#### Brief:
When the string "this" occurs in a line of the records, show that line.

Excerpts from an interface dataset:

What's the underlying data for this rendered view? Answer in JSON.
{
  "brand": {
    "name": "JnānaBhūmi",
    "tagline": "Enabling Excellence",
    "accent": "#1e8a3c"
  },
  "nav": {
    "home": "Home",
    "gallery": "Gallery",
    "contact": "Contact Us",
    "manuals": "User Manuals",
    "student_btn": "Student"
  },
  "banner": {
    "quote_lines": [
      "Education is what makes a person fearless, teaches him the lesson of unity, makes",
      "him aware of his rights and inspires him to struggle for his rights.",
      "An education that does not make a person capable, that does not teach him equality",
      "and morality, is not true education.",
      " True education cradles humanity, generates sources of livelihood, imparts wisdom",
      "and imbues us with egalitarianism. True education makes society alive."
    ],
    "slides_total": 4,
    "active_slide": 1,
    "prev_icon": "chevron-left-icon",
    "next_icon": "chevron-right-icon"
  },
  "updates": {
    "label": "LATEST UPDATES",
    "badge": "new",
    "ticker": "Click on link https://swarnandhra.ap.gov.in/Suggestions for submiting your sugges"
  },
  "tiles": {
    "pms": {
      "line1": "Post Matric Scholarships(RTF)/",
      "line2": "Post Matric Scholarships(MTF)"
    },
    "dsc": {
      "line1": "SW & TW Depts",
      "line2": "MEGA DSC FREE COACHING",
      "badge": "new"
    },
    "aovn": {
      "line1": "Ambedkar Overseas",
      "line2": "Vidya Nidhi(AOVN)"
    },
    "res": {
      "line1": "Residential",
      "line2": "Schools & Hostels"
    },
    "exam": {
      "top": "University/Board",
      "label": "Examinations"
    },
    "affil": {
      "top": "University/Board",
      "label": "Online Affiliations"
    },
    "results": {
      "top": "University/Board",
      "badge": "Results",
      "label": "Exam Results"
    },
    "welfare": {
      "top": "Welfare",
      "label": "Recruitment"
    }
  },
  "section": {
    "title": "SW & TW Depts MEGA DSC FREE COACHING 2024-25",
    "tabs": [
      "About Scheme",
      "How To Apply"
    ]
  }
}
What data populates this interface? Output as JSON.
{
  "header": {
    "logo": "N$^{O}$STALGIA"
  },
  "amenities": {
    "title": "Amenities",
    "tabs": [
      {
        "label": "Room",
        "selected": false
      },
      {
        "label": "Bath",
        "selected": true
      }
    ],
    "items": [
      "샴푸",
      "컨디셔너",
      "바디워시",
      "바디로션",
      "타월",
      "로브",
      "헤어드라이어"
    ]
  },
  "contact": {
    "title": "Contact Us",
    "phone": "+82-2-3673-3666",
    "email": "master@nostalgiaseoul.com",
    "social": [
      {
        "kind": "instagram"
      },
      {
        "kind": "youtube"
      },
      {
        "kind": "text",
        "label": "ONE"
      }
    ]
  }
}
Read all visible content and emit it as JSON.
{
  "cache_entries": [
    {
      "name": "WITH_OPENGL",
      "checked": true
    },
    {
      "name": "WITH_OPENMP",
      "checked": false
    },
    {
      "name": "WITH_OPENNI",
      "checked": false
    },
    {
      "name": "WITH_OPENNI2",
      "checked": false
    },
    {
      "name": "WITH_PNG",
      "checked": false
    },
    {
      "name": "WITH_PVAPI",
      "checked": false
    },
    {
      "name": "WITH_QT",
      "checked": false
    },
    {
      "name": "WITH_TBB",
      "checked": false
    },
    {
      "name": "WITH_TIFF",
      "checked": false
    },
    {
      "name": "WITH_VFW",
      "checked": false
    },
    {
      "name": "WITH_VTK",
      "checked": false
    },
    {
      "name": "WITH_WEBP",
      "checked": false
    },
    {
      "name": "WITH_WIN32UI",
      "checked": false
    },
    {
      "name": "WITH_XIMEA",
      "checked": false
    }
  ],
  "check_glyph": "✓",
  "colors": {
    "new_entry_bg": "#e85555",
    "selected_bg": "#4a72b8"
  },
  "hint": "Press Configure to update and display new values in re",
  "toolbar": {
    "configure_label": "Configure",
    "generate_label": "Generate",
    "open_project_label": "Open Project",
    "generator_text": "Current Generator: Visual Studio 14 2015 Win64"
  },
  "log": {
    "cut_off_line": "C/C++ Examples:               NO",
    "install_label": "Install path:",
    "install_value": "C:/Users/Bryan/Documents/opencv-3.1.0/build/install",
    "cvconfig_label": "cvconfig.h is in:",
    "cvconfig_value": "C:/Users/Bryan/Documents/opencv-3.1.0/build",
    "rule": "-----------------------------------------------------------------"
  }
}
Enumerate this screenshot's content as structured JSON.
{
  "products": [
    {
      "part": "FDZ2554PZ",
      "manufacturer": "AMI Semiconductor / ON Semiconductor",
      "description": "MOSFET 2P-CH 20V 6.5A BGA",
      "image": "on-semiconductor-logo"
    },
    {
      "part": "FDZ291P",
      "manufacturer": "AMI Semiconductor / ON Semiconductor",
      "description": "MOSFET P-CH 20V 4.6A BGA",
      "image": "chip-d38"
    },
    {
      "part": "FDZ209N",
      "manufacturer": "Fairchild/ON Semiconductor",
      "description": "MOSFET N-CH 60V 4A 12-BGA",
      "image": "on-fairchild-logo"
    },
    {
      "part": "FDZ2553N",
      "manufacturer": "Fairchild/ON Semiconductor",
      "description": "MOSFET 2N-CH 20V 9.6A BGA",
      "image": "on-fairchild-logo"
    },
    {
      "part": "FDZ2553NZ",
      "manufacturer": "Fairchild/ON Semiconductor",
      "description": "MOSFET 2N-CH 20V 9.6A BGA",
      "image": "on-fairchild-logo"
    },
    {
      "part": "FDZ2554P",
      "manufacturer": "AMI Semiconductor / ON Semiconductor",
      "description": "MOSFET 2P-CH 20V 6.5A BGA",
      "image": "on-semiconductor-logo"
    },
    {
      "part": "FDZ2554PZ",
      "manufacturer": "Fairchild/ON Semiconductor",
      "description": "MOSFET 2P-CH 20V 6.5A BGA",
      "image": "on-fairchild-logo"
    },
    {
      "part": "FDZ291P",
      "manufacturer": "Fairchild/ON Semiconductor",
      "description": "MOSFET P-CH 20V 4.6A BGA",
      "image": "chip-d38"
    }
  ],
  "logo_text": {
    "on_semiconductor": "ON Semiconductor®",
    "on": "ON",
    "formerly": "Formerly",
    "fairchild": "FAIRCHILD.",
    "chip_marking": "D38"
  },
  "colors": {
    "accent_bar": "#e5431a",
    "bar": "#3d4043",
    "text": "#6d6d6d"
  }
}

#### Answer section:
What's the underlying data for this rendered view? Answer in JSON.
What data populates this interface? Output as JSON.
Enumerate this screenshot's content as structured JSON.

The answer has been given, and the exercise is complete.